U.S. will get ‘hammered’ in global trade war: Barton
The chair of the Prime Minister’s economic advisory council says the United States could be one of the biggest losers in the event of a global trade war.
“Hopefully, [that] common sense prevails, because trade wars don’t help anyone, particularly the United States,” McKinsey global managing partner Dominic Barton told BNN Bloomberg on Friday.
“The United States is going to get hammered. You’ve heard the United States Chamber of Commerce and what they’re saying on this. This is like kneecapping yourself,” he added.
The Trump administration imposed tariffs on US$34 billion of Chinese imports at 12:01 a.m. on Friday. China retaliated with higher levies on American goods, everything from soybeans to automobiles.
Earlier this week the U.S. Chamber of Commerce issued a report denouncing the Trump administration’s trade policies and warned tariffs imposed by Washington as well as retaliation from trading partners would boomerang badly on the U.S. economy.
Barton said businesses need to consider both the long and short term when preparing for the escalating trade tensions.
“We’ve got to hope that there’s going to be, you know, judgment that’s going to be applied and therefore don’t do anything dramatic and think about, long term, how it’s going to play,” he said.
“That said, you have to have a short-term view in terms of your supply chain… So people are putting in place tariff teams, if you will, tariff task forces to really look and say: ‘How are we going to move if X, and Y, or Z happens?’”
Increased global uncertainty over trade could have a negative impact on business investment in Canada, Barton said.
“This trade situation – globally, not just with NAFTA – is very troubling and concerning because uncertainty reduces people’s desire to invest, because they just don’t know how it’s going to pan out,” he said. “The longer this goes on, I think an even bigger impact is going to be on the business investment side.”
Barton said there are a number of actions Canada can take as it continues to try to reach common ground with the U.S. on a new North American Free Trade Agreement. However, Canada should also explore greater trading relationships with major Asian markets, investment in innovation, and greater regulatory certainty being key to increasing foreign investment during mounting uncertainty, he said.
The other key factor, Barton said, was to be aggressive in getting the message out that Canada is “open for business.”

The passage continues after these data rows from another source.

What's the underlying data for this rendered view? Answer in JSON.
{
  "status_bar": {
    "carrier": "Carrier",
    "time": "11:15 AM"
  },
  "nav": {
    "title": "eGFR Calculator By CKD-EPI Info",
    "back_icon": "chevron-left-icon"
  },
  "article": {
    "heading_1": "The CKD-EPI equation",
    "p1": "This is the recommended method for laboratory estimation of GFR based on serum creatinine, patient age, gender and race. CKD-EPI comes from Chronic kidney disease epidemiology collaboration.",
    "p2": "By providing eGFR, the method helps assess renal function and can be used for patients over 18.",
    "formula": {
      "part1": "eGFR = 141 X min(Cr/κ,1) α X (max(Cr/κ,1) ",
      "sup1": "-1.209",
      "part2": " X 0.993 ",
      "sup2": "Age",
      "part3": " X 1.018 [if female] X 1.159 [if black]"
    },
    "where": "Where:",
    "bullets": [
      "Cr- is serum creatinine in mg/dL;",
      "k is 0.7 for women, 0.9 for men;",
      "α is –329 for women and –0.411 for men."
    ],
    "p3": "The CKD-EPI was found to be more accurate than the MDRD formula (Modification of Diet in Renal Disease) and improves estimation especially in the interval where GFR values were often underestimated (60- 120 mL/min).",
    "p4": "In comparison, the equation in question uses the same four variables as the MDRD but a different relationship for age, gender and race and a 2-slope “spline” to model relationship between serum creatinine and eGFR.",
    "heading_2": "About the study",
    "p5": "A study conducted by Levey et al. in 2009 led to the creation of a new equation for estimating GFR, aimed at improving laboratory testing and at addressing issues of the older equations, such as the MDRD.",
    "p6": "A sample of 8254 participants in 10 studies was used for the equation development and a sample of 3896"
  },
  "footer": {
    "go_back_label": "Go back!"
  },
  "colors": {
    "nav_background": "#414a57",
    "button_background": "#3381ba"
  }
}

“The other part we have to be prepared for is [to] be out in the markets actually, as a government to say: ‘We’re open for business. We want people to invest in here,’” he said.
“We have to be quite aggressive, because Trump is doing that in his own way.”